Perhaps the biggest question is whether a Supreme Court vacancy will open up in the next four years. The presidential election winner and the party that controls the Senate would fill it.


The contrast: Trump is pushing a 10% across-the-board tariff on imports; Biden's White House opposes that, saying it would raise inflation.

Trump, long a skeptic of U.S. trade deals, has proposed to impose a 10% tariff on all imported goods if he returns to the White House. He recently told Fox News that it could be 60% — or potentially “more than that” — on imports of Chinese goods.

Biden opposes that idea. In a memo over the weekend, the White House slammed the idea of "across-the-board tariffs that would raise taxes and prices by $1,500 per American family," without naming Trump; it referred to an estimate by the Center for American Progress, a liberal think tank, that Trump's 10% tax on imports could cost an average American household $1,500 per year.

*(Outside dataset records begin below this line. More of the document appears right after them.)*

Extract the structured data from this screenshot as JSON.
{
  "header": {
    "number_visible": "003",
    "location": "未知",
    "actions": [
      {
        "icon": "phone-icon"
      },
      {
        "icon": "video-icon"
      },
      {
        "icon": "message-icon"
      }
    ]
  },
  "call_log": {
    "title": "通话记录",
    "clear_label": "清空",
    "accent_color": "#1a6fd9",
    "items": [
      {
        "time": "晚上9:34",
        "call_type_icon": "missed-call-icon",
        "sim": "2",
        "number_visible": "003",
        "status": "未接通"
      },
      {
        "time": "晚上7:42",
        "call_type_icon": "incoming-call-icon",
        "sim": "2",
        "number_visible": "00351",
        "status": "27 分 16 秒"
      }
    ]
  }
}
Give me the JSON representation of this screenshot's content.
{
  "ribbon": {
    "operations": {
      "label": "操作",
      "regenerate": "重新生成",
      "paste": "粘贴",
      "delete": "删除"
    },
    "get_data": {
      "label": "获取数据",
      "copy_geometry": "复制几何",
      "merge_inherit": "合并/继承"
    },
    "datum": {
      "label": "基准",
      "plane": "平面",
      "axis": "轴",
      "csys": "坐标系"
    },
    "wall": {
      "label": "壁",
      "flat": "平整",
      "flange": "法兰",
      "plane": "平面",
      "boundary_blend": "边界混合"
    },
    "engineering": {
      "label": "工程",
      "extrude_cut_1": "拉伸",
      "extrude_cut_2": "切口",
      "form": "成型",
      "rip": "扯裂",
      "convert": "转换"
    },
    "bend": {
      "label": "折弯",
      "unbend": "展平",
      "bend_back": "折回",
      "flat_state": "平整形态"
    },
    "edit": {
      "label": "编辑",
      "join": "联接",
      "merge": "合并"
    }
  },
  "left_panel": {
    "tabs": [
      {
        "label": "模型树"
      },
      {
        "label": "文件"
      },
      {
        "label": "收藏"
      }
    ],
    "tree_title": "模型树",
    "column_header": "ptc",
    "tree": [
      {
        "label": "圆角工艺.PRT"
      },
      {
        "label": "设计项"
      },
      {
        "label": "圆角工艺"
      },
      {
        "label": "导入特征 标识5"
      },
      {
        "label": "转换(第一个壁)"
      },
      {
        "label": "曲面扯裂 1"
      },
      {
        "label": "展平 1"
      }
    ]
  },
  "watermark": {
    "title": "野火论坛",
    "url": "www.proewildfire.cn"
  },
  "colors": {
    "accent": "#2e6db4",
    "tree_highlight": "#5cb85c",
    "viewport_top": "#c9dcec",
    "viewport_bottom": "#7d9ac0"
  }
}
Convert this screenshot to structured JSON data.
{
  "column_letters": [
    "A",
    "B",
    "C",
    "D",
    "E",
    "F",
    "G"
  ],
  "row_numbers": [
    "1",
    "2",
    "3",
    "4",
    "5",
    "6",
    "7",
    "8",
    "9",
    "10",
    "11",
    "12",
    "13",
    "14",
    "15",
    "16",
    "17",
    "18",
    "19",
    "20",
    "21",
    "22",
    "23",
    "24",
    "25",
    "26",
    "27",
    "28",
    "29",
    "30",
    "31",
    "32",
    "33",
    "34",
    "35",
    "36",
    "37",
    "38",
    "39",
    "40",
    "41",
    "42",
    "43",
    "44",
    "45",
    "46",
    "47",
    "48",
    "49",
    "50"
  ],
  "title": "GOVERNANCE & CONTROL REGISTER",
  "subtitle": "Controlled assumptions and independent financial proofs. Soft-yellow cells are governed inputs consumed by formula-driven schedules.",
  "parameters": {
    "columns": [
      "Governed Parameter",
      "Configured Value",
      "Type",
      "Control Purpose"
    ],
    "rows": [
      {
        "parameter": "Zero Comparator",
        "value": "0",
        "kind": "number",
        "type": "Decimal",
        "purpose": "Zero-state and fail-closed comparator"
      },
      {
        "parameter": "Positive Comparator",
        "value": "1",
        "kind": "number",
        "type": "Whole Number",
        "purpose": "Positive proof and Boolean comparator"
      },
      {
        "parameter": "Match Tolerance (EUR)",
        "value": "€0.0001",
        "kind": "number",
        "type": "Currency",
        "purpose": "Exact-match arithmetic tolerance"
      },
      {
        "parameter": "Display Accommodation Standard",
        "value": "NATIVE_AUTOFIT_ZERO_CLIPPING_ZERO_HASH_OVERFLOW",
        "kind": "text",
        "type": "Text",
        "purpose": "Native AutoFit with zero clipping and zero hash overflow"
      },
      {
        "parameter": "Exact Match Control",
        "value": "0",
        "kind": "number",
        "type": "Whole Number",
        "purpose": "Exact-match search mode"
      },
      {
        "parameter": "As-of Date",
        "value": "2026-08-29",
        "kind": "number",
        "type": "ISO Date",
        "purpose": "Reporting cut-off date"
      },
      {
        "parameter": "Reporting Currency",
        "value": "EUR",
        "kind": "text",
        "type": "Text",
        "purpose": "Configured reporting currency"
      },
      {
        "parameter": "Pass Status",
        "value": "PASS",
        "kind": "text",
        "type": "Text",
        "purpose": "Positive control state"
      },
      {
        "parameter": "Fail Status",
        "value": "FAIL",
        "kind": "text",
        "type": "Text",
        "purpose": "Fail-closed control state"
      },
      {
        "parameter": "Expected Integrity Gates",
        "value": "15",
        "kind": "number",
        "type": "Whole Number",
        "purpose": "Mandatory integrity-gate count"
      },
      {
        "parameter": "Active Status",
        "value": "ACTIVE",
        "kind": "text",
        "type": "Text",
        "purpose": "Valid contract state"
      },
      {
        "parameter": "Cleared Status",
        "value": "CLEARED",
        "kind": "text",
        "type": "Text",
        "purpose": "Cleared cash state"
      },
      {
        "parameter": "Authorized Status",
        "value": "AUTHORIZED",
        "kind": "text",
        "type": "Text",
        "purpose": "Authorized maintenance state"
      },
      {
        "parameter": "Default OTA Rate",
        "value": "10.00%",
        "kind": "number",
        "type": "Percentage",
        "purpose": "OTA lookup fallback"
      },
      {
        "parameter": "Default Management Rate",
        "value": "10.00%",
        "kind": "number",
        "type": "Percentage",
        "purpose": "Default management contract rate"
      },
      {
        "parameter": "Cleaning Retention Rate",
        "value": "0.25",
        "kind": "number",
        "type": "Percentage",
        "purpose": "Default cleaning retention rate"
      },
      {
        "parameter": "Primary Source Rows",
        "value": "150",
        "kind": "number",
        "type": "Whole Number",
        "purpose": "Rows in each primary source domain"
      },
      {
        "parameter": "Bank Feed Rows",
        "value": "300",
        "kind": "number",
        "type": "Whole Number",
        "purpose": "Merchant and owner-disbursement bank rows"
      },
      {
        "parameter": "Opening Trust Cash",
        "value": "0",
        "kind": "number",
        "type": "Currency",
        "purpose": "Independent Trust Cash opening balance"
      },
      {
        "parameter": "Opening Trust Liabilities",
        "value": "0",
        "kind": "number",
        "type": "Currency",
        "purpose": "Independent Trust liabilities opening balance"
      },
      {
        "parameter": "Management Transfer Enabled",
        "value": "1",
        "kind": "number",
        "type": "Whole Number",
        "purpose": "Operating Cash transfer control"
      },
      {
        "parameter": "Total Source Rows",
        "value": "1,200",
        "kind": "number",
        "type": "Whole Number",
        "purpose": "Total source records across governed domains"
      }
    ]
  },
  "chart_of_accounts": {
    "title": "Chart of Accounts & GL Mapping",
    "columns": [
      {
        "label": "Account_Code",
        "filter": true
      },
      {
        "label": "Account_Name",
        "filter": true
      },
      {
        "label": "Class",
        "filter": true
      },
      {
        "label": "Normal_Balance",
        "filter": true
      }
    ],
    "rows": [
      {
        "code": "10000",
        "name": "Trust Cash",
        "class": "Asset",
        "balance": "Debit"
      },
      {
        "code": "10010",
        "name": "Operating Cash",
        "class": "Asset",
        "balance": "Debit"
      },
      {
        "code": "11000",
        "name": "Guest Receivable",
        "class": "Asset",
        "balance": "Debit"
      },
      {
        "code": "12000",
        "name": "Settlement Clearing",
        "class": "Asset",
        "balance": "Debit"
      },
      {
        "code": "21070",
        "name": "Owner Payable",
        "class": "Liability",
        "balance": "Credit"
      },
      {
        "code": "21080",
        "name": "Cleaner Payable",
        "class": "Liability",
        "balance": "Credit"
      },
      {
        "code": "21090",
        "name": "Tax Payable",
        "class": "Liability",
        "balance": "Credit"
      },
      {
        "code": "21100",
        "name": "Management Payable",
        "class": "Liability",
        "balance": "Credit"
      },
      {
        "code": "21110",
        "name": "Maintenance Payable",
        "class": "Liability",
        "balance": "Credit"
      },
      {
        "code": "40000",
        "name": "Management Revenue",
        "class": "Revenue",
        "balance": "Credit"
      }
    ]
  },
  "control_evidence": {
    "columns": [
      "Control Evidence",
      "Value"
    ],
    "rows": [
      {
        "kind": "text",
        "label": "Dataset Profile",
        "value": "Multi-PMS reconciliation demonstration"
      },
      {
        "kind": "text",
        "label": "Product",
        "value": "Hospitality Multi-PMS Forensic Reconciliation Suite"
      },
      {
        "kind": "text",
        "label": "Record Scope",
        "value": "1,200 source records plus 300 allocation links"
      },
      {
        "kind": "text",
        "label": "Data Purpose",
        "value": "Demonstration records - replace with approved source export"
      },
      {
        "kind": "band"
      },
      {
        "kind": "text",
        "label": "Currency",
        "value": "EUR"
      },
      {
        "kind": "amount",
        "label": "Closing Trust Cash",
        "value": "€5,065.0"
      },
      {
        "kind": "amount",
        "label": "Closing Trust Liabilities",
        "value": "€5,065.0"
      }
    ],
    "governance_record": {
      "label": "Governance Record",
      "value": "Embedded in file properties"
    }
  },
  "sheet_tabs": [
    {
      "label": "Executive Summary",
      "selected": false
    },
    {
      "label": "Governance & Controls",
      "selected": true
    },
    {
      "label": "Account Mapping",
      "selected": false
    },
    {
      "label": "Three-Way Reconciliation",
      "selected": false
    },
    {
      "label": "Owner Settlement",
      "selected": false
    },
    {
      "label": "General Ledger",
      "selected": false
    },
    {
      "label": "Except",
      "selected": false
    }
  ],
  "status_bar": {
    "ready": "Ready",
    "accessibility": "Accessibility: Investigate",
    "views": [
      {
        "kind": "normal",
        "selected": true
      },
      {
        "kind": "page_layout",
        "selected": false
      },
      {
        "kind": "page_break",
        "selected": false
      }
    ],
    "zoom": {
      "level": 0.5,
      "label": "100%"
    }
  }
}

Biden, instead, has sought to boost domestic manufacturing with major federal investments in semiconductors and electric vehicles.

Foreign policy and NATO

The contrast: Biden favors Ukraine aid, while Trump is skeptical of it; Biden supports NATO and a traditional view of American power, while Trump has criticized NATO and voiced some isolationist views.

The clearest example of the foreign policy differences between the two concerns the fate of Ukraine, which is running low on ammunition and says it needs U.S. assistance to continue holding off Russia’s aggression. Biden is an ardent proponent of helping Ukraine, while Trump has poured cold water on U.S. aid to Ukraine and successfully pressured House Republicans to block it since they took the majority in January 2023.

And that points to a deeper divide: Biden is an outspoken supporter of the NATO alliance as a bulwark against adversaries like Russia and China and of preserving the post-World War II order. Trump has dialed up his criticisms of NATO and aligned with a growing isolationist wing in the U.S. that wants to be less involved in global affairs. Trump recently said that as president, he “would encourage” Russia “to do whatever the hell they want” to member countries who are “delinquent” in their dues.

This article was originally published on NBCNews.com